The problem
The answer is the full listing restated exactly, without any pictures.

Data in this exercise
▼

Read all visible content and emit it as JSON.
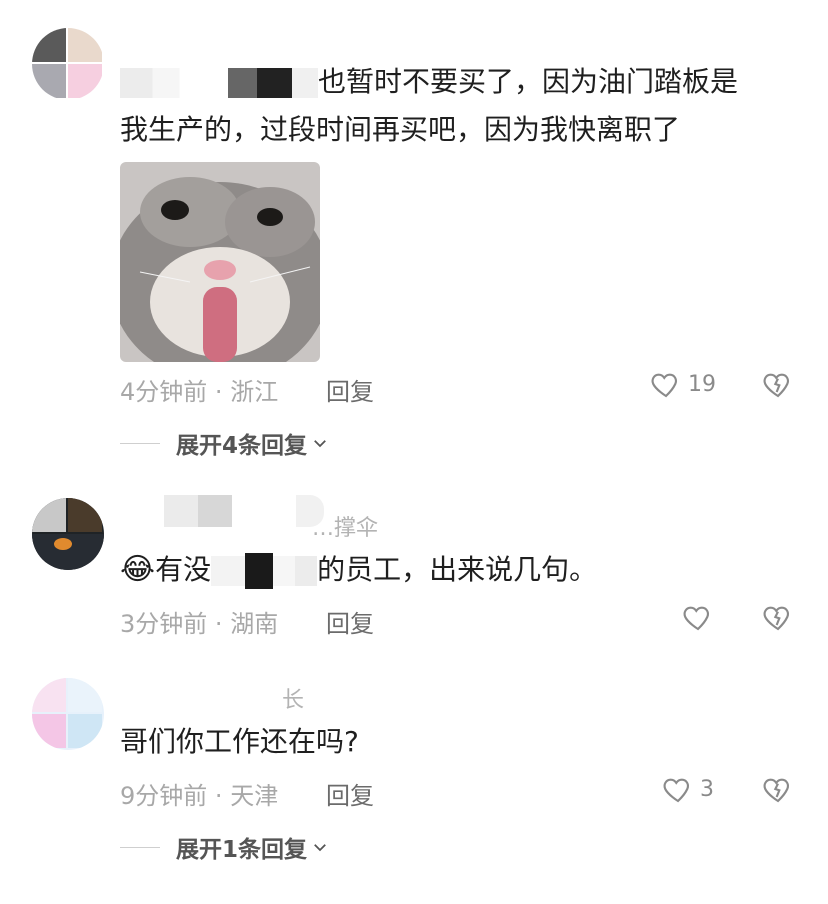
{
  "comments": [
    {
      "username": "",
      "text_line1_visible": "也暂时不要买了，因为油门踏板是",
      "text_line2": "我生产的，过段时间再买吧，因为我快离职了",
      "time": "4分钟前",
      "location": "浙江",
      "reply_label": "回复",
      "likes": "19",
      "expand_label": "展开4条回复",
      "sticker": "cat-tongue-sticker"
    },
    {
      "username": "…撑伞",
      "emoji": "😂",
      "text_prefix": "有没",
      "text_suffix": "的员工，出来说几句。",
      "time": "3分钟前",
      "location": "湖南",
      "reply_label": "回复",
      "likes": ""
    },
    {
      "username": "长",
      "text": "哥们你工作还在吗?",
      "time": "9分钟前",
      "location": "天津",
      "reply_label": "回复",
      "likes": "3",
      "expand_label": "展开1条回复"
    }
  ],
  "meta_separator": "·",
  "colors": {
    "text": "#1f1f1f",
    "meta": "#a8a8a8",
    "reply": "#6b6b6b",
    "icon": "#8a8a8a"
  }
}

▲

Reply to the exercise
Read all visible content and emit it as JSON.
{
  "comments": [
    {
      "username": "",
      "text_line1_visible": "也暂时不要买了，因为油门踏板是",
      "text_line2": "我生产的，过段时间再买吧，因为我快离职了",
      "time": "4分钟前",
      "location": "浙江",
      "reply_label": "回复",
      "likes": "19",
      "expand_label": "展开4条回复",
      "sticker": "cat-tongue-sticker"
    },
    {
      "username": "…撑伞",
      "emoji": "😂",
      "text_prefix": "有没",
      "text_suffix": "的员工，出来说几句。",
      "time": "3分钟前",
      "location": "湖南",
      "reply_label": "回复",
      "likes": ""
    },
    {
      "username": "长",
      "text": "哥们你工作还在吗?",
      "time": "9分钟前",
      "location": "天津",
      "reply_label": "回复",
      "likes": "3",
      "expand_label": "展开1条回复"
    }
  ],
  "meta_separator": "·",
  "colors": {
    "text": "#1f1f1f",
    "meta": "#a8a8a8",
    "reply": "#6b6b6b",
    "icon": "#8a8a8a"
  }
}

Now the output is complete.